Fake XRP record; Missing
The presence of a counterfeit XRP ETF filing on Delaware’s official site caused a stir in the crypto community, sparking debates about its legitimacy. However, the deletion of the iShares XRP Trust from Delaware’s ICIS website confirms its fraudulent nature, putting an end to speculations.
It’s worth noting that this removal, which occurred at least 24 hours after its appearance, lacks direct commentary from BlackRock regarding the XRP ETF filing. Despite the absence of official statements, a BlackRock-affiliated news source clarified that the iShares XRP Trust was indeed a sham.
Additionally, the BlackRock affiliate disclosed that the matter was reported to state authorities, with Delaware officials reaching out to the state’s Department of Justice concerning the fake submission. While specifics about the culprits remain undisclosed, the removal aligns with ongoing investigations into the incident.

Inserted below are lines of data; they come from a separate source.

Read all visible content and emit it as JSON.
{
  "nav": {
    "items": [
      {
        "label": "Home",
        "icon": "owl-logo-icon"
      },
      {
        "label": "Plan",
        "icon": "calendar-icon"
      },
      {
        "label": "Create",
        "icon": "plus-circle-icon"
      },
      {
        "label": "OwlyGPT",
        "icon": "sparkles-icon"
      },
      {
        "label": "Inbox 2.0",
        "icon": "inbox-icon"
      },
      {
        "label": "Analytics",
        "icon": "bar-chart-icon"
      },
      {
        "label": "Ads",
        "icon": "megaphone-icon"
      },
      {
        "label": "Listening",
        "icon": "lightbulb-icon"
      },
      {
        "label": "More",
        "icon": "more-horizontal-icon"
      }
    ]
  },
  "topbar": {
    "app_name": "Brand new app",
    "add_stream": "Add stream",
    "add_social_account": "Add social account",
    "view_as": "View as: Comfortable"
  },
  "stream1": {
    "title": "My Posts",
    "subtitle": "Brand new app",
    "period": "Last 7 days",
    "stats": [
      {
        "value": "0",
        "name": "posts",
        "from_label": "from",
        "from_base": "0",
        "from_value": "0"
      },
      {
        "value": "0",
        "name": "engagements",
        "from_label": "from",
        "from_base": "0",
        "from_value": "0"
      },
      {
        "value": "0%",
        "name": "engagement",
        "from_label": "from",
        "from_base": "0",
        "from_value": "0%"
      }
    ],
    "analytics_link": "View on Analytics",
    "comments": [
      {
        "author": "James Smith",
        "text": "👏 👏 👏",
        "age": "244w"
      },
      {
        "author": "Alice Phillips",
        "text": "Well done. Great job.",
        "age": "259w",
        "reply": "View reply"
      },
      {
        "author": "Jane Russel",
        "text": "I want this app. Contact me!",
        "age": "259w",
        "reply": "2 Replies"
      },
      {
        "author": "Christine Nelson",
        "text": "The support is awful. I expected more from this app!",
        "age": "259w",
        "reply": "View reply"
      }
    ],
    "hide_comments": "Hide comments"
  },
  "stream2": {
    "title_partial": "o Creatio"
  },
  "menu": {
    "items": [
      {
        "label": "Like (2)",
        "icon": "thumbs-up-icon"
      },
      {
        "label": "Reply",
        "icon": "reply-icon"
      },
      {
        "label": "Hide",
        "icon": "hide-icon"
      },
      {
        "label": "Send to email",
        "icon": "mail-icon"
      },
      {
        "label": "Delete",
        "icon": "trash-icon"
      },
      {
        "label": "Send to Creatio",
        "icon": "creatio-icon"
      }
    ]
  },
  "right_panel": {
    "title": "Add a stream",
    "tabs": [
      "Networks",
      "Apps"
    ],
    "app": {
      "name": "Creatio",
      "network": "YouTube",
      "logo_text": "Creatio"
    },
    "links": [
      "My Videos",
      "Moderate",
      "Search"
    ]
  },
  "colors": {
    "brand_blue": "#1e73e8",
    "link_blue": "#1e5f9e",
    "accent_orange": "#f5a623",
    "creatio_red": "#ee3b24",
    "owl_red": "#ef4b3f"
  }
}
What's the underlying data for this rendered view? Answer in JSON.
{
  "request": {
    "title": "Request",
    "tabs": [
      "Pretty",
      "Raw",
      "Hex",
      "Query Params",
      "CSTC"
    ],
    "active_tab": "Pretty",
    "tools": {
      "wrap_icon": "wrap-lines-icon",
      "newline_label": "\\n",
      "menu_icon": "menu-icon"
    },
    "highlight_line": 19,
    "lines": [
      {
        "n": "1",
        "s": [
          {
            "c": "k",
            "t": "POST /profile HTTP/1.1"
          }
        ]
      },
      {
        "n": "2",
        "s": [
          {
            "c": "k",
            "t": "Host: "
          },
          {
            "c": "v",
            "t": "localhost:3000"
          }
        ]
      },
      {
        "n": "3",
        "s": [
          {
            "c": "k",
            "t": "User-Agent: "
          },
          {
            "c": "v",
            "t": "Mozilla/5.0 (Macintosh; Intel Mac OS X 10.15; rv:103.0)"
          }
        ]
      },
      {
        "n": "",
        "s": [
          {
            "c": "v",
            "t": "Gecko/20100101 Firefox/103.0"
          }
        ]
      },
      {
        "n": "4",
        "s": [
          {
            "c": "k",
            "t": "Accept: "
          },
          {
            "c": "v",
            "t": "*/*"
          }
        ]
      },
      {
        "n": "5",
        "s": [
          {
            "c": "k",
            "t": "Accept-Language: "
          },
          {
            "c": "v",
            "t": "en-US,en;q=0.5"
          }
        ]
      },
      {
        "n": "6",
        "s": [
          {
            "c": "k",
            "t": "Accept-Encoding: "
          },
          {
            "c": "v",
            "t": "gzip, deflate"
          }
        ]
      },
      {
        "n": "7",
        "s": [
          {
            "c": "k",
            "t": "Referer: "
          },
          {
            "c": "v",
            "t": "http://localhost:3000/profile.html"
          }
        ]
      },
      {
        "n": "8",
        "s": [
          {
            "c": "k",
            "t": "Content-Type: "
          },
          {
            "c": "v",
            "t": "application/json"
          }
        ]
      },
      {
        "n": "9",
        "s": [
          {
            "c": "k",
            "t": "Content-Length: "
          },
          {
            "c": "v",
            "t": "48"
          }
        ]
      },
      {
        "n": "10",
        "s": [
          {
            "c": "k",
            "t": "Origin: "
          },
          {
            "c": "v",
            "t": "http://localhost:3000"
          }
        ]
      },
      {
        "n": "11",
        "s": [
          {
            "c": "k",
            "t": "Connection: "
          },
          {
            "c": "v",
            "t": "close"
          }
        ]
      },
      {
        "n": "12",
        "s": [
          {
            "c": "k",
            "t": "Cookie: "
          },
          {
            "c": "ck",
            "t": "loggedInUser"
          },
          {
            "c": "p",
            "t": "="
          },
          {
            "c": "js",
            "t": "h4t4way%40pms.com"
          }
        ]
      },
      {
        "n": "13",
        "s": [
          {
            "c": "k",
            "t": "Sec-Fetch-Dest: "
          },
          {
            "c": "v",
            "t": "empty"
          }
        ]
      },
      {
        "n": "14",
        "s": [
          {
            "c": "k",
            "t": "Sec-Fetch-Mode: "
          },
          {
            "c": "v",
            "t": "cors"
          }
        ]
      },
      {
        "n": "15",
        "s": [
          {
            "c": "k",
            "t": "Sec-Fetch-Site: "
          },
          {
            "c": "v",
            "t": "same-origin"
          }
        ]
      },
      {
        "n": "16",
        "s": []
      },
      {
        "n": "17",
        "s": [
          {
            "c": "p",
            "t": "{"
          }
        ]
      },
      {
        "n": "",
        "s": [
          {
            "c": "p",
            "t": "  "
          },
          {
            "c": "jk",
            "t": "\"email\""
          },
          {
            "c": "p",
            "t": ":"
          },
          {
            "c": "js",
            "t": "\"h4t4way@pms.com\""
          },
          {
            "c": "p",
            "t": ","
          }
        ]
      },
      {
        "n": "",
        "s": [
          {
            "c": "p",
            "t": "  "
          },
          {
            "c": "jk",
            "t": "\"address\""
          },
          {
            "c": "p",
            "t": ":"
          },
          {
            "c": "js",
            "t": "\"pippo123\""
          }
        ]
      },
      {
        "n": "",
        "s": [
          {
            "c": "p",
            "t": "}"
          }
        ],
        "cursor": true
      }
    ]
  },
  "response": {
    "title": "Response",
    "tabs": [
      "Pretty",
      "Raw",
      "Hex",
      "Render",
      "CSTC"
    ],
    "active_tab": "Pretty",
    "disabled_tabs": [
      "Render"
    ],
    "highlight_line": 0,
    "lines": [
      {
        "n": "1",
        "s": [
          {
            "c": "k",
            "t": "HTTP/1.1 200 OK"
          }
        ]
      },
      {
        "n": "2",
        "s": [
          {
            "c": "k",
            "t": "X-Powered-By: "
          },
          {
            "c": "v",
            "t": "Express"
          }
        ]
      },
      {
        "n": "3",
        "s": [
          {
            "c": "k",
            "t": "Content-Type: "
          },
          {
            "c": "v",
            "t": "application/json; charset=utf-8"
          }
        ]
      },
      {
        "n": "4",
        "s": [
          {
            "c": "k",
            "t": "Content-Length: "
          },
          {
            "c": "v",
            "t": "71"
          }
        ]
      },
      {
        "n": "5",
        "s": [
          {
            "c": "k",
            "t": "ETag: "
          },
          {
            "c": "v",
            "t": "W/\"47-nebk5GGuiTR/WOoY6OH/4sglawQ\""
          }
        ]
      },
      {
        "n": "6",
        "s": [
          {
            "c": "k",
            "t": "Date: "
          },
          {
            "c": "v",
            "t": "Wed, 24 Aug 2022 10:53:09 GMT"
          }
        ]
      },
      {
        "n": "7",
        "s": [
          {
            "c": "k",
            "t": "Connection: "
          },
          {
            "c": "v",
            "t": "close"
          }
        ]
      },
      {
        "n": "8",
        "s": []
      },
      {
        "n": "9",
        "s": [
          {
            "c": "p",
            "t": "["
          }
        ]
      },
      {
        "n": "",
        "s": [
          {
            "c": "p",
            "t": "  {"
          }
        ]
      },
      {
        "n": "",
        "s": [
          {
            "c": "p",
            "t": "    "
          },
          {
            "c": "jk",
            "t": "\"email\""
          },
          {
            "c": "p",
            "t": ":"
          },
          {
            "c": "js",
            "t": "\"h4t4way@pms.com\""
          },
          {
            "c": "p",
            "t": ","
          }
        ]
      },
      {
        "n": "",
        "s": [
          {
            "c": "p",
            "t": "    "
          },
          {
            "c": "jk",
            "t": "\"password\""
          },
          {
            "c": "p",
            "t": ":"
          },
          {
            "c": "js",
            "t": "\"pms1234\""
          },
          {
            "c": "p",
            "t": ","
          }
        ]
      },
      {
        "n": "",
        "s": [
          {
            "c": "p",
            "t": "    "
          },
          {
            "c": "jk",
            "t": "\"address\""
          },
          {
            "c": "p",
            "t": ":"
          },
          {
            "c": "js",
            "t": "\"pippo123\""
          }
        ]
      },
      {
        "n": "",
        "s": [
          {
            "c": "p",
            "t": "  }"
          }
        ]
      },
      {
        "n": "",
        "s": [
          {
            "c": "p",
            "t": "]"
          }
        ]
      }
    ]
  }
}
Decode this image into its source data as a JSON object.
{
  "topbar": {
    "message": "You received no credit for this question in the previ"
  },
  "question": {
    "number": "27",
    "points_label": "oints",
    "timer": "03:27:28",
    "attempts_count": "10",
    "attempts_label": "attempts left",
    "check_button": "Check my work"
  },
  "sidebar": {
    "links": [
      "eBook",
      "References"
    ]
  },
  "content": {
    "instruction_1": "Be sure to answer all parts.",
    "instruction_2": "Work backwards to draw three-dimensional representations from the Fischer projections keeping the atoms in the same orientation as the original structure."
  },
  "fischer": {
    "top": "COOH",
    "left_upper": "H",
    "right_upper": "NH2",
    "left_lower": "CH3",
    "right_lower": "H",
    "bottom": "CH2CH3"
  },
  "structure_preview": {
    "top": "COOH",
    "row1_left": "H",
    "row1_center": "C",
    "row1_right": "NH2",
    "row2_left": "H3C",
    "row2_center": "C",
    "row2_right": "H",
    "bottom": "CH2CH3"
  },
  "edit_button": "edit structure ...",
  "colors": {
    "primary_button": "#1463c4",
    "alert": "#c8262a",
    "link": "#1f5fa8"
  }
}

Potential Criminal Charges
Filing a fraudulent exchange-traded fund (ETF) in the U.S. carries serious legal consequences. Offenders may face criminal charges such as Wire Fraud, centered on electronically submitting false information. Securities Fraud charges are also possible for knowingly providing inaccurate details about securities, including ETFs.
Importantly, making false statements to government agencies is a punishable offense in its own right. Those convicted under the False Statements code could potentially receive a maximum sentence of five years or a $10,000 fine. Similarly, the securities fraud offense carries a comparable prison sentence and a $250,000 fine.
Notably, submitting fraudulent crypto ETFs is not novel in the crypto sphere. In 2021, individuals posing as Grayscale attempted to submit a fraudulent ETF through the Delaware Corporation website. Nevertheless, the ruse was promptly exposed and discredited.
However, representatives from the Delaware Division of Corporations failed to disclose any identifying information regarding the entities behind the filing, as the documents lacked personal information.